The Trump Organization was convicted of two counts of criminal contempt of court and fined $4,000 during a trial held in secret last fall, according to a newly unsealed court document and several people said to have knowledge of the proceedings.
The case heard almost a year before last week's tax fraud conviction.
According to a judicial order released Tuesday, a one-day contempt trial was held when the Manhattan district attorney's office requested the court punish the company for "willfully disobeying" three court orders and four grand jury subpoenas, reports The New York Times.
The names of the entities that were on trial are redacted on the order, dated Dec. 8, 2021. However, several sources with knowledge of the case confirmed that the names marked out were those of the Trump Organization corporations convicted of tax fraud last week. Judge Juan Merchan, presiding in both cases, unsealed the document concerning the secret trial after last week's jury ruling.

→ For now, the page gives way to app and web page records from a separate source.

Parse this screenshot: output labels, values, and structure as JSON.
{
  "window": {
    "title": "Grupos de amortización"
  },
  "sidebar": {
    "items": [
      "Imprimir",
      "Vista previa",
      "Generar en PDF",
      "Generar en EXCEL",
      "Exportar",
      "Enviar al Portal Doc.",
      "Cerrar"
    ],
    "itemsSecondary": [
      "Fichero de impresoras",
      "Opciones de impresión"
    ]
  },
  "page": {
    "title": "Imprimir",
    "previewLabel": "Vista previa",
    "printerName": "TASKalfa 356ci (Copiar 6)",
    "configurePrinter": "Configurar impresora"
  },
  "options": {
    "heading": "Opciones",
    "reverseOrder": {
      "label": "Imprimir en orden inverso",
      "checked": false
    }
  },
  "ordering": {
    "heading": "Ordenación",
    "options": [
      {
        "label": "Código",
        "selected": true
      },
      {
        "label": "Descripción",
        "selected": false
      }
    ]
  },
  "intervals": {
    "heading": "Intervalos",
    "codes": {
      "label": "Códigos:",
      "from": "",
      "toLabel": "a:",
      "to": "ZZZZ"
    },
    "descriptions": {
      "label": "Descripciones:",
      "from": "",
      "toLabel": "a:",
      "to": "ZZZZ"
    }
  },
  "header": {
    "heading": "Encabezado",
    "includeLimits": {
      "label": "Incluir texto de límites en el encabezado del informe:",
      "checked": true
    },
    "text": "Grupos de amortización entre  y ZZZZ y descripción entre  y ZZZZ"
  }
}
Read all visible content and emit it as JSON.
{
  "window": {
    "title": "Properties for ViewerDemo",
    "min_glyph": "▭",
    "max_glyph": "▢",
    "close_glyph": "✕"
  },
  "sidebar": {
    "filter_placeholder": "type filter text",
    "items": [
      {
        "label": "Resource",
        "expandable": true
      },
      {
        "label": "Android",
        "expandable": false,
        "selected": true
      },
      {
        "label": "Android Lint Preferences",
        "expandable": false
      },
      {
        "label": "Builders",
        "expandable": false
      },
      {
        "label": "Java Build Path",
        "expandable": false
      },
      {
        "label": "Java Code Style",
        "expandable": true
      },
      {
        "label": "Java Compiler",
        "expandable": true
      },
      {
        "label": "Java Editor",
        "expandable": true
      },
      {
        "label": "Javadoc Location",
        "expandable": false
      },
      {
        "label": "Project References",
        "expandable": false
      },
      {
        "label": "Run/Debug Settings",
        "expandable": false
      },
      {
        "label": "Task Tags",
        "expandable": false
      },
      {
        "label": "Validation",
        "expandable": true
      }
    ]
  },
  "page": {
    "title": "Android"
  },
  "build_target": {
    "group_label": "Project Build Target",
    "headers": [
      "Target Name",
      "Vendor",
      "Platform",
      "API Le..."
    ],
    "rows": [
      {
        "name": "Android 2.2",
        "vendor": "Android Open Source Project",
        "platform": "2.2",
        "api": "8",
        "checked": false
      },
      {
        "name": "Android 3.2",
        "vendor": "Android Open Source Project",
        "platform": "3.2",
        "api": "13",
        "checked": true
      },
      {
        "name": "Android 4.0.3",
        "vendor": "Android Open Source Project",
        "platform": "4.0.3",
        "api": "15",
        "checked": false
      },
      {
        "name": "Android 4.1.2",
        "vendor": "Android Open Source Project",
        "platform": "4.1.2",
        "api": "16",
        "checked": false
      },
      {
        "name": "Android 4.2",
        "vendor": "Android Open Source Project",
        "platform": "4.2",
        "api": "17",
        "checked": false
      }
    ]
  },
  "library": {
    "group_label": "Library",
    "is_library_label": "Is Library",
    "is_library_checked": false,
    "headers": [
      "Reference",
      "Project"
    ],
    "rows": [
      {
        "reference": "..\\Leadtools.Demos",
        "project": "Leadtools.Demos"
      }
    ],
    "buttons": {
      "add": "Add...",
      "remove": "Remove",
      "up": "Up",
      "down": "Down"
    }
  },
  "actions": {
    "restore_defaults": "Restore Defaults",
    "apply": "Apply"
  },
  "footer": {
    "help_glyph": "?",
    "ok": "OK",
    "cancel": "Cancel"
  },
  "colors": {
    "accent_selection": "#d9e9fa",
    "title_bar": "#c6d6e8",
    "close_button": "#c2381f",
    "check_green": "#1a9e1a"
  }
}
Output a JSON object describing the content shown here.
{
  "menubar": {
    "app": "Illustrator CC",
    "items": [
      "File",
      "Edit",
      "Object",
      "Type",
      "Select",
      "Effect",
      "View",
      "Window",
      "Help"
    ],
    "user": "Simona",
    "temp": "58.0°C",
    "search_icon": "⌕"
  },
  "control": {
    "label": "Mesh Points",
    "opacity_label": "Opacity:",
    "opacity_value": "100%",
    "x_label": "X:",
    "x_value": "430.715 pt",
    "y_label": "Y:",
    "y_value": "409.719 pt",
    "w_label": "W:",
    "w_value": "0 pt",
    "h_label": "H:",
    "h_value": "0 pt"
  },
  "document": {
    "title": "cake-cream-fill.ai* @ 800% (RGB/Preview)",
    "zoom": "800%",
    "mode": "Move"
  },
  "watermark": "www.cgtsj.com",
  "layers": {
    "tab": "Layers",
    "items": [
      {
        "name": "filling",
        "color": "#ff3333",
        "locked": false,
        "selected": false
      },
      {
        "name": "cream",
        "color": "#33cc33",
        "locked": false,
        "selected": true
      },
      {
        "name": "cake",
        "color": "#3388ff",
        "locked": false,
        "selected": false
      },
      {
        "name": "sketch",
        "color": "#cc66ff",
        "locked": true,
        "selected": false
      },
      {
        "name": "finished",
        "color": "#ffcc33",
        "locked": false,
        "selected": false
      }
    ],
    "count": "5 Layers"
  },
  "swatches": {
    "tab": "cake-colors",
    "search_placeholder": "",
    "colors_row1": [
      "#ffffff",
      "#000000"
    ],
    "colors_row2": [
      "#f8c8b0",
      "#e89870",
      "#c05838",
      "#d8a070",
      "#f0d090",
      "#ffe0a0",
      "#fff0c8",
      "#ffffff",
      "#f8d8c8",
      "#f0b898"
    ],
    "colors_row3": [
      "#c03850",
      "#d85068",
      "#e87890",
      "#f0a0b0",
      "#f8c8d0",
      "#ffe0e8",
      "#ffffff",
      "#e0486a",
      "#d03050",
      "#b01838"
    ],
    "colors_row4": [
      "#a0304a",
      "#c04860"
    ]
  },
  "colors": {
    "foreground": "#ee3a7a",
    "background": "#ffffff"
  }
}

Merchan wrote in his order after the secret trial that "the record is clear that the company failed to produce responsive documents without explanation." His fine of $4,000 is the maximum under the law.
The contempt trial last October had been kept secret because it was related to the grand jury subpoenas issued in the case. The grand jury remained active after July 2021, when the Trump Organization and its chief financial officer Allen Weisselberg were charged with crimes.
A spokesperson for Manhattan District Attorney Alvin Bragg declined to comment on the order, and a spokesperson for the Trump Organization didn't immediately respond to a request to comment, notes the Times.
Bragg's office, meanwhile, is continuing its investigation of former President Donald Trump, including on his payments to porn star Stormy Daniels and into claims that Trump's annual financial statements contained the potential overvaluation of assets.
According to the order released Tuesday, a company representative testified in January 2021 that the organization "successfully responded to countless subpoenas in the past." In 2020 and 2021, Trump and his attorneys received numerous subpoenas concerning Bragg's inquiry and a civil investigation of the former president's financial statements ordered by New York Attorney General Letitia James.
Since then, Weisselberg pleaded guilty to tax fraud, but the company ended up on trial this October, leading to convictions of 17 felonies against the Trump Corporation and the Trump Payroll Corp.
Meanwhile, Trump himself was held in contempt of court in April after James' office accused him of not fully complying with a subpoena and a $110,000 penalty was imposed.
Sandy Fitzgerald ✉
Sandy Fitzgerald has more than three decades in journalism and serves as a general assignment writer for Newsmax covering news, media, and politics.
© 2024 Newsmax. All rights reserved.